The Economist has a recent piece that argues Israel is not in control of its own destiny, because it won’t dismantle settlements and withdraw from the West Bank. I think the piece is full of flaws.
The logic is confusing. The argument is that Israel “refuses to give up its empire.” If Israel explicitly decides not to withdraw (a policy which the Economist attributes to the Benjamin Netanyahu government), though, then it is in control of its actions.
As part of this claim, the article asserts that at the same time Israel is “unable to sustain its imperial ambitions in the West Bank.” I think this is simply untrue. The primary concern for two-staters like myself is that Israel is, in fact, exerting a creeping sovereignty over the West Bank that is making the two state solution that much more difficult to achieve.
It is doing so by expanding Israeli infrastructure into the West Bank (roads, electrical grids, plumbing). Settlers (whether ideological or quality-of-life) are well integrated into all of the institutions responsible for policy toward the West Bank, including the Civil Administration (in charge of governance there), the military, the state bureaucracy, the Knesset, the judiciary, and the government. Israeli law is increasingly applied to the region.
Israel has also taken control of the timing and parameters of peace talks with the Palestinians. It has successfully fended off the Obama Administration’s focus on settlements, and ensured a US veto at the United Nations where the Palestinians looked for international recognition for their own independent state. At the same time Israel has simply had to sit back and let the Palestinians undermine their own cause by President Mahmoud Abbas’s own plodding indecision and the failure of the two main factions (Fatah and Hamas) to enact a unified front. The rocket attacks continuing to come out of Gaza only underline its ability to point to a lack of partners on the Palestinian side.
The Economist article assumes the logical confusion is cleared up in the explanation: which is that Israel didn’t really mean to become an empire by incorporating the West Bank into its legal and material sovereignty.
It claims that “[f]or over a decade, the tone of Israeli politics has been a mix of panic, despair, hysteria and resignation.” Perhaps at some moments. But at a minimum, these tones have been supplemented—if not totally displaced—by an assertive, aggressive campaign tone by the right and by Likud especially that, in the wake of the Second Intifada, the Palestinians can’t be trusted and so there’s no point to any further concessions. The experiences of Lebanon after 2000 and Gaza after 2005 are easy indicators for such arguments. This is not panic or resignation, but confidence and determination.

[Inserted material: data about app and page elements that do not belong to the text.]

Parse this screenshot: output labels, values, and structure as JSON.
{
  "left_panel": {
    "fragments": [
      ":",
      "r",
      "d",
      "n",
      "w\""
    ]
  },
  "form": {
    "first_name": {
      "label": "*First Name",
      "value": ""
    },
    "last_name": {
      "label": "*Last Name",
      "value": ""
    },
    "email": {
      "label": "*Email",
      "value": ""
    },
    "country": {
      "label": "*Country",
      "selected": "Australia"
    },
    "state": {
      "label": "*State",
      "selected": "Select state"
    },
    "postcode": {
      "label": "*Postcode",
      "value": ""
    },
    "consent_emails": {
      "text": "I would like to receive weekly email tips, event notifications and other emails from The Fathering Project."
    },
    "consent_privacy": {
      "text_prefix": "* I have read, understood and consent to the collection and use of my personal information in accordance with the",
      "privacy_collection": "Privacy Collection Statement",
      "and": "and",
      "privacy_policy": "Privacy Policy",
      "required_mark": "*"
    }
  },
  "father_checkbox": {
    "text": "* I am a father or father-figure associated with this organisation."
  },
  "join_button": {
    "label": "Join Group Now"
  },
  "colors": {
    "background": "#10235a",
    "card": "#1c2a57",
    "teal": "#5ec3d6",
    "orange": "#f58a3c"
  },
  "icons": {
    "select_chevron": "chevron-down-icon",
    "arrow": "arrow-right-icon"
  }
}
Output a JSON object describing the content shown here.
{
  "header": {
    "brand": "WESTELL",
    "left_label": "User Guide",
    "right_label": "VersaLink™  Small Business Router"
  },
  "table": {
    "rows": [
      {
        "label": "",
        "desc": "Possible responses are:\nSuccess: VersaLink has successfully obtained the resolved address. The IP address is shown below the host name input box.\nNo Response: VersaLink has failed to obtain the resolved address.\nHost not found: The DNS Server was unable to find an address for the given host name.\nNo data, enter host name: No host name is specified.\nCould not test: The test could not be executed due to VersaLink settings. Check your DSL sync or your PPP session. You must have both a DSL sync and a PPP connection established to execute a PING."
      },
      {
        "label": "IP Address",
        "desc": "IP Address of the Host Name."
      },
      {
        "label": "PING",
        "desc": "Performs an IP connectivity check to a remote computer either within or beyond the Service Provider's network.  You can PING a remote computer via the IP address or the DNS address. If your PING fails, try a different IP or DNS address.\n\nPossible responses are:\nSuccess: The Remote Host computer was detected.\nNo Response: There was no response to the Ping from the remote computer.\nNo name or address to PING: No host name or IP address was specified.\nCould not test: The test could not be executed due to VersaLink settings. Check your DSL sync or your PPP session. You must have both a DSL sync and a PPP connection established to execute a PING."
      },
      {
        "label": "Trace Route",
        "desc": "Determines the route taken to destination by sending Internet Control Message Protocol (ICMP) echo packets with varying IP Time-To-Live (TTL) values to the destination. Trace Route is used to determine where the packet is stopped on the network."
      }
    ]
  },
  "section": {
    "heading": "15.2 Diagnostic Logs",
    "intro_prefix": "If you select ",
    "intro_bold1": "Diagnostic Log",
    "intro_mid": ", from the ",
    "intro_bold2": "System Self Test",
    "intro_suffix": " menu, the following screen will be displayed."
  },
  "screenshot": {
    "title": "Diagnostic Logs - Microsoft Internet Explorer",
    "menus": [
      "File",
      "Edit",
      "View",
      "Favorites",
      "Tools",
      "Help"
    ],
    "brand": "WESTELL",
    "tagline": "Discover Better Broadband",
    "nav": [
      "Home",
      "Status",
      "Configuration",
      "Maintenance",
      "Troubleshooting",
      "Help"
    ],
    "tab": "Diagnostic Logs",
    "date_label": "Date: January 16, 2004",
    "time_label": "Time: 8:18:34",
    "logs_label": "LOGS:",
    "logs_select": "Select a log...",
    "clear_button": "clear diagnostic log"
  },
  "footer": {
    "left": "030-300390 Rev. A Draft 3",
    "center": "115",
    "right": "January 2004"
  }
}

The piece asserts that Benjamin Netanyahu bears the greatest responsibility for the current situation. There is no doubt that Bibi has done little to advance the peace process, and he doesn’t seem to be genuinely interested in one. But the evidence put forward is that Bibi tolerated or pushed settlement activity and the implication that he turned to violence and force whenever progress seemed likely.
But taking a single snapshot of the scene (Bibi’s tenures as prime minister) is misleading. It ignores the fact that settlement activity has a very long history, and considerable support even among those in the center and left of Israeli politics.
The Labor Party, for example, as an amalgamation of parties on the left has always had factions within it dedicated to territorial maximalization. And the expansion of settlements and the settler population has been a continuous process, cutting across both Labor and Likud governments.
According to data from the Foundation for Middle East Peace, the settler population in the West Bank and East Jerusalem was 227,600 in 1991, the last year of the Shamir government. By 1996, when Bibi first came to power (with Israel governed by Labor in the meantime), the population had leaped to 303,100. By the time Ehud Barak of Labor came to power in 1999, the number was 347,223. When Bibi came back to office in 2009, settlers in the West Bank and East Jerusalem numbered about 479,600. It’s harder to get more recent data, but current estimates are around 500,000 or so. In other words, the largest increases in settler population occurred on non-Bibi watches.
Of course, settler population isn’t the same as expansion of settlement buildings and land (which the Netanyahu government has most certainly continued and expanded on); but it is one indicator. According to Peace Now, the settler population has been on a continuous upward trajectory since the 1970s, with a steep incline throughout the entire 1990s and 2000s.
The article then goes on to note that “Israelis have psychologically displaced the source of their anxiety onto … Iran.” Putting aside the difficulty of applying psychoanalytical constructs to entire societies, such an argument removes all moral agency and responsibility from Israel, displacing its purposeful actions onto vague yet uncontrollable mental and emotional processes. It also ignores the fact that the hard evidence points out that (Jewish) Israelis simply don’t care enough about the West Bank, or the settlements, or the suffering of Palestinians there, to think about it. Israelis don’t even seem to know where the Green Line actually is.
There’s no need to make elaborate arguments about why Israel hasn’t ended its occupation of the West Bank. Even putting aside the issue of Palestinian actions, responsibilities, and lack of effort, the explanation is simple: Israel is just not interested in doing so.